ABUBAKAR Bukola Saraki, the Senate president, on Tuesday, December 12, bared his mind to the Northern senators in the eighth National Assembly on his thoughts about restructuring during their annual retreat, on Tuesday, December 12.
Saraki said: “It is perhaps understandable if some in this gathering find the clamourous debate about restructuring a little irksome. We are, after all, meeting in a region that is, for want of a better word, beleaguered. In this region of ours – hurt and wounded by the cataclysm of insurgency and other problems – talk of restructuring can seem a bit fanciful. Nonetheless, we must face all issues with open minds, giving each the attention it deserves. I am confident that the Northern Senators Forum is up to the task.
“As we sit here today, we know that a number of challenges confront our region, one being the situation in the North East, on which a lot still needs to be done. I am hopeful that the new North East Development Commission will go a long way in alleviating the difficulties being experienced in the zone. We all have a role to play in improving conditions on the ground in the North East, so that those affected can move towards rebuilding their lives and communities – and look to a future beyond insurgency.
“It is with that eye on the future that I call our attention, once again, to the estimated 12 to 15 million children not currently in the education system – the highest number of out-of-school kids in the world… It is a stain on our collective conscience that such a huge demographic is without education in the 21st century… We simply cannot abandon millions of Nigerian children to the trap of ignorance and poverty. It behoves us, therefore, to come up with policies that will lead to a significant decrease in the out-of-school population, and improve on the numbers as we go along. The crisis in education also manifests itself at tertiary level. When it comes to private universities in this country, the statistics tell the story: the North has the least number. However we look at it, access to education is a serious challenge in the North. We need to change the game, to empower our people to compete on equal terms with the rest of the country, and the world.

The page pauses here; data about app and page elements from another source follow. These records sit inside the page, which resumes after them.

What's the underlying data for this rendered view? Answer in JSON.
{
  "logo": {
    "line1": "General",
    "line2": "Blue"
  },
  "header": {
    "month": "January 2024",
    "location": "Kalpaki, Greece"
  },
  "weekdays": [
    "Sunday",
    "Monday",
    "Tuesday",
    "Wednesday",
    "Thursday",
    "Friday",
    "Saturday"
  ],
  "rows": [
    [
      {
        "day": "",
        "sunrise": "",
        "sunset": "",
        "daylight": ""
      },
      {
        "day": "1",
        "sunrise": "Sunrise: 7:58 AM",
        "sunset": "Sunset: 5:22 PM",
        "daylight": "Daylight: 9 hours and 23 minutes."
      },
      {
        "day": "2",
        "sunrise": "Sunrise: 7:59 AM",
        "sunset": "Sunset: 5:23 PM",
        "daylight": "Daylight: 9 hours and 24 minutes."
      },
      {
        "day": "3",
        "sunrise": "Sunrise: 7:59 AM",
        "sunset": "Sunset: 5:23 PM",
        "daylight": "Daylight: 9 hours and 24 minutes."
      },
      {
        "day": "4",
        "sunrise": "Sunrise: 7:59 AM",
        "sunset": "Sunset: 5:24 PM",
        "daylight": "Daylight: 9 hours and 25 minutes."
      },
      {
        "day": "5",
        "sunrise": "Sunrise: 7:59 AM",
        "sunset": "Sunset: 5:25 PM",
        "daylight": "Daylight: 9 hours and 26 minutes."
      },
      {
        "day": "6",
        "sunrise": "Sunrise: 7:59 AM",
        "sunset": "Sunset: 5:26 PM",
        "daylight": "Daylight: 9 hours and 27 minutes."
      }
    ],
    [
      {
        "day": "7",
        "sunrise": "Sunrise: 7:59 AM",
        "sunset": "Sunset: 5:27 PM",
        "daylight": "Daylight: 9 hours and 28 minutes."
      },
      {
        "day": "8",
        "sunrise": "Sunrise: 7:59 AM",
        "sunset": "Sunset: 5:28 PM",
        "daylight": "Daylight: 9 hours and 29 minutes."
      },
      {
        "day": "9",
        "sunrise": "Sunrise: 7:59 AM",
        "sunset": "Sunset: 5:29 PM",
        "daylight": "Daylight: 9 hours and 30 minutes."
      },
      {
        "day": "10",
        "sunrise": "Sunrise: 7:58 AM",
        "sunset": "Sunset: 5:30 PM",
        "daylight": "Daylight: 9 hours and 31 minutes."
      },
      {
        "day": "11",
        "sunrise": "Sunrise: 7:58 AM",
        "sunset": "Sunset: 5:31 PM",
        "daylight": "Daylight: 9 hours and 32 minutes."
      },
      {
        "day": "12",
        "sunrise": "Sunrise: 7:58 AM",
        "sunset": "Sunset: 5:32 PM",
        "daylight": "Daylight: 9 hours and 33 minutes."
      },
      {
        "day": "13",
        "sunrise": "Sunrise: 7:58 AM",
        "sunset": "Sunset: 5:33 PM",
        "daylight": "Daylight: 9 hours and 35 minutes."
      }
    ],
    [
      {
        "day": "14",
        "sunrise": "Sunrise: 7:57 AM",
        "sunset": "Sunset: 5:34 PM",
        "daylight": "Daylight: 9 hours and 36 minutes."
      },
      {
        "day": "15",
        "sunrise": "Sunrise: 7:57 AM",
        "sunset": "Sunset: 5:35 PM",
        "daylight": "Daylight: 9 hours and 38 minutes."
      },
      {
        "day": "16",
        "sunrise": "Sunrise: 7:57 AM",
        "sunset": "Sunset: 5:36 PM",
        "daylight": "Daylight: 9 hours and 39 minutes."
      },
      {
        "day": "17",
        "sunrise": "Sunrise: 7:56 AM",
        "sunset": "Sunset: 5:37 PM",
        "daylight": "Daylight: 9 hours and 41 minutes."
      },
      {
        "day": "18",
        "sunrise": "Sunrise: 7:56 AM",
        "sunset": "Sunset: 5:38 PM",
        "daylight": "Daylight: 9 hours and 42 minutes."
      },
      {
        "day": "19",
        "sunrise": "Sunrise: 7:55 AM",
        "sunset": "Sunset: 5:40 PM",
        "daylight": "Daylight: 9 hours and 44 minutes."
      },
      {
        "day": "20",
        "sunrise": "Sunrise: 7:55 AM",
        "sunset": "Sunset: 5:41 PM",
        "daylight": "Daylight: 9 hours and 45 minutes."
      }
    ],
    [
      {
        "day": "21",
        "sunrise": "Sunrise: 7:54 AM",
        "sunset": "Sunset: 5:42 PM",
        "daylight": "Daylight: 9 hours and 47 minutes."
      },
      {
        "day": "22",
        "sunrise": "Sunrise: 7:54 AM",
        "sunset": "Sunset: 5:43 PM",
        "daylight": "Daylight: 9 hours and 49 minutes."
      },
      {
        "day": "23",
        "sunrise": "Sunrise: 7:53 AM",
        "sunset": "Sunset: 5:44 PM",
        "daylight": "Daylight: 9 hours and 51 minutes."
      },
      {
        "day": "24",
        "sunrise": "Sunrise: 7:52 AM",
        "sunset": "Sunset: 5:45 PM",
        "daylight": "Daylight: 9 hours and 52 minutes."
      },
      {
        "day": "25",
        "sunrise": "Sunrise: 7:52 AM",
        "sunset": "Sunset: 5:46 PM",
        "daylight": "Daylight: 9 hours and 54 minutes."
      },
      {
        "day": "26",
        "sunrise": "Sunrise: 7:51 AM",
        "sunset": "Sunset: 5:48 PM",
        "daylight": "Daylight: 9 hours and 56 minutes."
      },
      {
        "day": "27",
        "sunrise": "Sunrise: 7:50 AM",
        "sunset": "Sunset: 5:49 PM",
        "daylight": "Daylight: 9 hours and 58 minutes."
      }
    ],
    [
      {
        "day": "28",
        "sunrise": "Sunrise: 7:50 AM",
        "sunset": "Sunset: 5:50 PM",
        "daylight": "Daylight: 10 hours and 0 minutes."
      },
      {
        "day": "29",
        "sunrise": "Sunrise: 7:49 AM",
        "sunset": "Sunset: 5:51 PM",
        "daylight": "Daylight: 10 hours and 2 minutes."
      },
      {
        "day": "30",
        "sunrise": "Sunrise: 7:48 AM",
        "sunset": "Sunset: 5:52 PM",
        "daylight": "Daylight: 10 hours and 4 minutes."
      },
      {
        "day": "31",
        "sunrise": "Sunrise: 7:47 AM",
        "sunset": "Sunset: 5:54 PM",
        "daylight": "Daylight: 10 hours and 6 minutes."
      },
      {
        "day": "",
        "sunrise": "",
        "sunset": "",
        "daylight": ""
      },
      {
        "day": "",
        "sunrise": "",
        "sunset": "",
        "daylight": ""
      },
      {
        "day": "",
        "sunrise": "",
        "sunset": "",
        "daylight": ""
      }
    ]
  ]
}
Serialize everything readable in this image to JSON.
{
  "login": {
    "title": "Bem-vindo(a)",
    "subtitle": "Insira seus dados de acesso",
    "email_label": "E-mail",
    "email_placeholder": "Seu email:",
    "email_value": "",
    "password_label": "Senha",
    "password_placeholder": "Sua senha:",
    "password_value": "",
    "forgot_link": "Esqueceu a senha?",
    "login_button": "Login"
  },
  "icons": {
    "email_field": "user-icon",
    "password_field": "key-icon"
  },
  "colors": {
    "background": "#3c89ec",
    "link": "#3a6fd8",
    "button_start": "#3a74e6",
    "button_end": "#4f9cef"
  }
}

“We have to create an enabling environment for economic activities, and mitigate those factors that discourage investment. It is clear that, as things stand now, there is little or no incentive for an investor to pursue economic activity in locations blighted by insecurity. We need peace and stability, therefore, for our economic objectives to have the chance to come to fruition. Beyond the headlines, the over-arching issues of the North have not gone away… Economic diversification is not just a buzzword; it is a real-life transition that must be made, if we are to deliver the dividends of democracy to our people.
“In this period of economic recovery, it is imperative that we continue to focus priority attention on diversification, with greater emphasis on the need to boost the North’s agriculture and mineral resources sectors, especially food production. We must be the food basket of the nation – and we must do so in reality, not by some oft-repeated cliché. We must be the source of substitution for the food importation that currently amounts to an annual bill of 4 to 5 billion dollars for the country. That self-sufficiency that is central to the economic diversification ethos, must come from the North, must be guaranteed by us, because we have what it takes to make it a reality.
“Restructuring, for good or for ill, is the front burner issue in the polity at the present time. I have intimated elsewhere that one problem with all the talk about restructuring is that the discussion is not being framed properly – and certain precepts are missing. I have said, and it is my firm conviction, that we must give precedence to the unity of Nigeria at all times, and put the interests of the country first. We must not be afraid to think outside the box. We must not be afraid of reform.
“The question as to what the North brings to the table is bound to resurface in this debate about restructuring. As I see it, the profitable development of the North’s assets proffers its own powerful response to the question. A North led by visionary leadership knows, surely, that it has leverage; and that it ought to renegotiate from a position of strength rather than weakness. Few will disagree with me when I say, therefore, that a North that is economically strong and vibrant is better placed to negotiate on restructuring or whatever else.
“My own restructuring is when we work towards economic development in every part of the country, so we can all take pride of place in the Nigerian project, and no region is seen as a weak link. My own restructuring is when we oversee the budget process to ensure equitable spread of critical infrastructure in every corner of the country, so that no region is left out of the gains of economic recovery. My own restructuring is when we create jobs and enhance food production so our people do not go hungry. My own restructuring is when we educate our children so that they can realise their full potential and partake in the promise of the future. My own restructuring is when we place a premium on delivering good governance, fight against corruption, valourise honesty and live to serve the people – without betraying the trust reposed in us.”
– Dec 12, 2017 @ 17:02 GMT |